Objective: The purpose of this review is to provide an update of the research regarding depression in Parkinson's disease and to synthesize the information into a neurobiological model relating the structural and biochemical changes in this disorder to the behavioral manifestations.
Method: The author used a computer-based search of the literature, augmented by extensive bibliography-guided article reviews, to find information on depression and Parkinson's disease.
Findings: Depression occurs in approximately 40% of patients with Parkinson's disease; depression in Parkinson's disease is distinguished from other depressive disorders by greater anxiety and less self-punitive ideation. Lower CSF levels of 5-hydroxyindoleacetic acid, a past history of depression, and greater functional disability are associated with a greater risk of depression in Parkinson's disease. Female gender, early age at onset of Parkinson's disease, and greater left brain involvement may also be risk factors. Approximately half of depressed patients with Parkinson's disease meet criteria for major depressive episodes; half have dysthymia. Depression is more common in Parkinson's disease with prominent bradykinesia and gait instability than in tremor-dominant syndromes. Depressed patients with Parkinson's disease have greater frontal lobe dysfunction and greater involvement of dopaminergic and noradrenergic systems than nondepressed patients with the disease. Mood changes in Parkinson's disease respond to treatment with conventional tricyclic antidepressants or ECT.

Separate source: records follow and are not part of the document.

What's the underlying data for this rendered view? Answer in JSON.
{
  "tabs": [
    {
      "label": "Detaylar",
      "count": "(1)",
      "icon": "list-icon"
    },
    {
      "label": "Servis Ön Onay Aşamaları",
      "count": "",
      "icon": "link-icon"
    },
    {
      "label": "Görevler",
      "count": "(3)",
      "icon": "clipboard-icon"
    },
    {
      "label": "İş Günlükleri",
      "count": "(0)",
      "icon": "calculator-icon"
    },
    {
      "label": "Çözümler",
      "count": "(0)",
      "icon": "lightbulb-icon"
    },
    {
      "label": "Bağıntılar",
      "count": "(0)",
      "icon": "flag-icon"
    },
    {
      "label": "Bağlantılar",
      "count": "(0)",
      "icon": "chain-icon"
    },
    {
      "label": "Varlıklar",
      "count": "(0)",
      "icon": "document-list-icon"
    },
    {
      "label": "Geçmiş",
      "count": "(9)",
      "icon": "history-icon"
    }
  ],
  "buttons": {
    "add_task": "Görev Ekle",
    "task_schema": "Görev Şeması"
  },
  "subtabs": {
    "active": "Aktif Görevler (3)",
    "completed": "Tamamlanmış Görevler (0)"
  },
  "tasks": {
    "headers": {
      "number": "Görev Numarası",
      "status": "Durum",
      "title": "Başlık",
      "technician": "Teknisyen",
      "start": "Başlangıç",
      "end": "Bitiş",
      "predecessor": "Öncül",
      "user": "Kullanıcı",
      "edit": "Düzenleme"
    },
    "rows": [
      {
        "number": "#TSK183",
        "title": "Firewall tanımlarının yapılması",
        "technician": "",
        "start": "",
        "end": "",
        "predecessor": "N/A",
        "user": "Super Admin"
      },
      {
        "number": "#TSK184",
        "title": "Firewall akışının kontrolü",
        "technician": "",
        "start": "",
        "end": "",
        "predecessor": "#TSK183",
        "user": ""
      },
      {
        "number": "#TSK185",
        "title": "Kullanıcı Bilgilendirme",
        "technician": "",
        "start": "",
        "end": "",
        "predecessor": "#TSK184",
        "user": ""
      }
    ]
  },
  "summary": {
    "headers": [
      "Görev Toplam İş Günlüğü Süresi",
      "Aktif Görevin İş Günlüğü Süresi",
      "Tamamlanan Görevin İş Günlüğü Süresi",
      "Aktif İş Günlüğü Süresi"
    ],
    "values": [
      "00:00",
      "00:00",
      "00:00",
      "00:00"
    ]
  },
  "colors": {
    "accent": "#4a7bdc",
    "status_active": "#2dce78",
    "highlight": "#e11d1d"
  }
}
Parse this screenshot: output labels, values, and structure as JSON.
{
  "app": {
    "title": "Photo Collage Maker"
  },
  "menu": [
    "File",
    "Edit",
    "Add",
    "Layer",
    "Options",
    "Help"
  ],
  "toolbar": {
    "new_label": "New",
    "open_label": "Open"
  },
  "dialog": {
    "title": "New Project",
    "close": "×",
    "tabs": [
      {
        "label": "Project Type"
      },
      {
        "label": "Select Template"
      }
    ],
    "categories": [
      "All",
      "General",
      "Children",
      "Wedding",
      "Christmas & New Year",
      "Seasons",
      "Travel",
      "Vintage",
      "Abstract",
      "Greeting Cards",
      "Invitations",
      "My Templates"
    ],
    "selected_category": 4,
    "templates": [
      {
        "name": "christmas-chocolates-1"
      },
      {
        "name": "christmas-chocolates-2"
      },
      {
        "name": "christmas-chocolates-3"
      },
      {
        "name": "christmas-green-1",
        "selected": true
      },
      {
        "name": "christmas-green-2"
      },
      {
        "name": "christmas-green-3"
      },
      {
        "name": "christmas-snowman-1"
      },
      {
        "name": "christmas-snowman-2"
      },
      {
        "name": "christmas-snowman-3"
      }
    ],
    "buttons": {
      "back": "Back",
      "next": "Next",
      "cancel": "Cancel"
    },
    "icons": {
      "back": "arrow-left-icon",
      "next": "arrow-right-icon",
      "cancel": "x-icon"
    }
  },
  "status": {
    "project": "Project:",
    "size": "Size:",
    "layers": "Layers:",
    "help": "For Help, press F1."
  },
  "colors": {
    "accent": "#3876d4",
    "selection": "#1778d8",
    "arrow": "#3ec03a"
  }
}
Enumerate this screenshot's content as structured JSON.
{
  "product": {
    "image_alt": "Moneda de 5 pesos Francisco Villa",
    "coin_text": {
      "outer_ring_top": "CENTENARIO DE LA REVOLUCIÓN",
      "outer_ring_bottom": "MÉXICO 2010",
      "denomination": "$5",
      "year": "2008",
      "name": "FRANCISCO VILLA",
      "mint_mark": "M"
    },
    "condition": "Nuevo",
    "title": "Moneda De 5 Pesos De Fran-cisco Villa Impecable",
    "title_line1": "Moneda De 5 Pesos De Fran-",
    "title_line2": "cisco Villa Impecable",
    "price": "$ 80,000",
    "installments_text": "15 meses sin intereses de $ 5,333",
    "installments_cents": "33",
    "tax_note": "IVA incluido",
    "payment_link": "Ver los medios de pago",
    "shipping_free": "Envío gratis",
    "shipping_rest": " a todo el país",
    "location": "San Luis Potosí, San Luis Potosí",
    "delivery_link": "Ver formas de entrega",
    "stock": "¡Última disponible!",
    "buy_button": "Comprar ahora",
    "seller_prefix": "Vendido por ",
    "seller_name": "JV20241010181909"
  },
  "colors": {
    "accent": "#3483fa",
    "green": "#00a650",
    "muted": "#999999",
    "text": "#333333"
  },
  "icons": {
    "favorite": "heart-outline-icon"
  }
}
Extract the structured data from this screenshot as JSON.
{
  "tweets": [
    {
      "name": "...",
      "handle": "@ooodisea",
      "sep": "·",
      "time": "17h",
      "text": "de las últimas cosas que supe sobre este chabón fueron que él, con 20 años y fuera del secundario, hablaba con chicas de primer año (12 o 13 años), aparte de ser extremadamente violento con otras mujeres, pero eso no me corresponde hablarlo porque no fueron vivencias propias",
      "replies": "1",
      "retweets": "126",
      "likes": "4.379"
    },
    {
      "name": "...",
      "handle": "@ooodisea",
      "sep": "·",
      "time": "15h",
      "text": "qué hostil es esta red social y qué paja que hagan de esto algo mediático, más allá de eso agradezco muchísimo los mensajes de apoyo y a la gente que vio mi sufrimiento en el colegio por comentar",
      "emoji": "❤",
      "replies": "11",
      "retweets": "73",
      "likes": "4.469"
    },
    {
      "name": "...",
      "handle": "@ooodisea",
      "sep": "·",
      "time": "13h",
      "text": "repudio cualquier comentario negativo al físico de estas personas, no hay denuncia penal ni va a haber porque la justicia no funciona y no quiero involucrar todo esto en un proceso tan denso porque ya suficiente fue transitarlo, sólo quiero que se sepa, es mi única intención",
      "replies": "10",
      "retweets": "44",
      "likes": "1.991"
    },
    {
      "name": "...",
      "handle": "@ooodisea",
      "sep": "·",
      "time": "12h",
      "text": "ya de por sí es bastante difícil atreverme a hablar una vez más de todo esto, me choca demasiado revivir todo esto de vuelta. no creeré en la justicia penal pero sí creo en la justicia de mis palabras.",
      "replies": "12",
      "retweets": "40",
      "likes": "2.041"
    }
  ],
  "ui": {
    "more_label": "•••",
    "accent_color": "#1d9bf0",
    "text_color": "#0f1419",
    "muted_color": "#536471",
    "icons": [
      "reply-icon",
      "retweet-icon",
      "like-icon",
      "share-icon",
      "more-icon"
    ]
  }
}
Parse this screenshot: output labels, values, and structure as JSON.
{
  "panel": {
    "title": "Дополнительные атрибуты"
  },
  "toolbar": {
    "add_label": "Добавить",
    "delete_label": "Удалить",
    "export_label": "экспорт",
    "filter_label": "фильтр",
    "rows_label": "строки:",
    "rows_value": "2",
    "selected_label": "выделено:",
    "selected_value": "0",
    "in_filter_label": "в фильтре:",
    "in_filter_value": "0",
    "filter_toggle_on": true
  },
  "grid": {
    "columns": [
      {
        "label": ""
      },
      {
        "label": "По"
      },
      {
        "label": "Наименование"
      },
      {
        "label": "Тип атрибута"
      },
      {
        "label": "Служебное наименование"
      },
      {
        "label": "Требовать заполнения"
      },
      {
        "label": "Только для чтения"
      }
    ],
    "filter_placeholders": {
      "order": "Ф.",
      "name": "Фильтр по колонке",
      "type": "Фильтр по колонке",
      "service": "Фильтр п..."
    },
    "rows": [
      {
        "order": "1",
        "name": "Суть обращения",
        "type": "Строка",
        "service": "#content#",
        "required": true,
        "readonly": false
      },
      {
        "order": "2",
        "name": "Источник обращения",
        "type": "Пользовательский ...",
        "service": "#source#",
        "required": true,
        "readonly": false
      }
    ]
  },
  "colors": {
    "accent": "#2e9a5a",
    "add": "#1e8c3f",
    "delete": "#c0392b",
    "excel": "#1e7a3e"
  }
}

Conclusions: Neurobiological investigations suggest that depression in Parkinson's disease may be mediated by dysfunction in mesocortical/prefrontal reward, motivational, and stress-response systems. Neuropsychological, metabolic, clinical, pharmacological, and anatomical studies support the involvement of frontal dopaminergic projections in patients with Parkinson's disease and depression.